You forgot number 11 (not that number 11):

Cherie tells him it's time to come home for dinner.

skipper said...

I think the PLP is currently shifting rapidly but Cabinet tomorrow could be the equivalent of that November day when Maggie was told, albeit one at a time, that her time was up.
The event which would save him might be a terrorist atrocity, which would please conspiracy theorists everywhere...

spanglesthebitch said...

Marvelous post - very interesting. Needs work on the maths though!

Anonymous said...

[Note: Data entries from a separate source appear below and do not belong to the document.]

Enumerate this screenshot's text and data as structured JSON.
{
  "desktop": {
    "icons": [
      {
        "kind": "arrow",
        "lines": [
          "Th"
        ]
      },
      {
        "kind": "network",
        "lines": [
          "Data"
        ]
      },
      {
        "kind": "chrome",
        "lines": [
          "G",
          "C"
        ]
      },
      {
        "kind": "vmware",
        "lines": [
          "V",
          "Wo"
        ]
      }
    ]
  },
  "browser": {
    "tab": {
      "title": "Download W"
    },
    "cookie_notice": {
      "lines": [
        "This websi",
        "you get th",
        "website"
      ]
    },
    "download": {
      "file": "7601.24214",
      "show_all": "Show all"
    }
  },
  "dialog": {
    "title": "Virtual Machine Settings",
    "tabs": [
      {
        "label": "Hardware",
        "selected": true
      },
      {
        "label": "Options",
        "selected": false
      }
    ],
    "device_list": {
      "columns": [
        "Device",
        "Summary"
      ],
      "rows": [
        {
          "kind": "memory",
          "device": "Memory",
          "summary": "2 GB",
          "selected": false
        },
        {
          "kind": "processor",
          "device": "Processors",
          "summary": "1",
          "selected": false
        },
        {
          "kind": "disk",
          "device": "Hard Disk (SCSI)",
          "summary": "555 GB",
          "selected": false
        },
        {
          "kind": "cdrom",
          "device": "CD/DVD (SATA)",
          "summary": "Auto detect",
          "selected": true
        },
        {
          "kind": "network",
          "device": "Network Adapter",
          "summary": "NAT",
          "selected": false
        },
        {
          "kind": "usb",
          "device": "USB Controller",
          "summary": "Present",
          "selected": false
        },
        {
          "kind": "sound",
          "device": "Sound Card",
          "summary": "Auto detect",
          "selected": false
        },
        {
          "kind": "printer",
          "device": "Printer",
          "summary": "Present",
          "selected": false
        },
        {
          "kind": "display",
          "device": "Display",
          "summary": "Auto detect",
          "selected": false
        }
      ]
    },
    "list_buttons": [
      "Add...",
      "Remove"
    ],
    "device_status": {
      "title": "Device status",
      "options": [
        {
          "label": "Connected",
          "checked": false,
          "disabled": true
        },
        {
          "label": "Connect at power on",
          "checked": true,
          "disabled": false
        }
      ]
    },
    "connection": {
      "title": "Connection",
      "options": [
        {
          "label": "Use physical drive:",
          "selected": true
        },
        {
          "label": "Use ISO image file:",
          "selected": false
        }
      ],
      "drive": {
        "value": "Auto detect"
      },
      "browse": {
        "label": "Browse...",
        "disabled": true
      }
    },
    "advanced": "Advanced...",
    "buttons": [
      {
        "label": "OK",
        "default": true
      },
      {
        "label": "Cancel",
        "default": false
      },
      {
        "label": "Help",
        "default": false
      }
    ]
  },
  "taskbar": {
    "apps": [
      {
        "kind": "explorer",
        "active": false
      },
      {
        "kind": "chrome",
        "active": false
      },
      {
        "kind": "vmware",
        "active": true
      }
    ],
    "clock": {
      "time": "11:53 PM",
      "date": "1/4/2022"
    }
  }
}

As you hint, everyone at Westminster knows that the ludicrously pompous George Pascoe Watson just took a punt on the May 31 date after getting kicked around the office by his editor over the Mirror's leaked memo scoop the day before!

peter said...

11. Fortuititous recurrence of heart trouble. Face-saving retirement 'under the doctor'.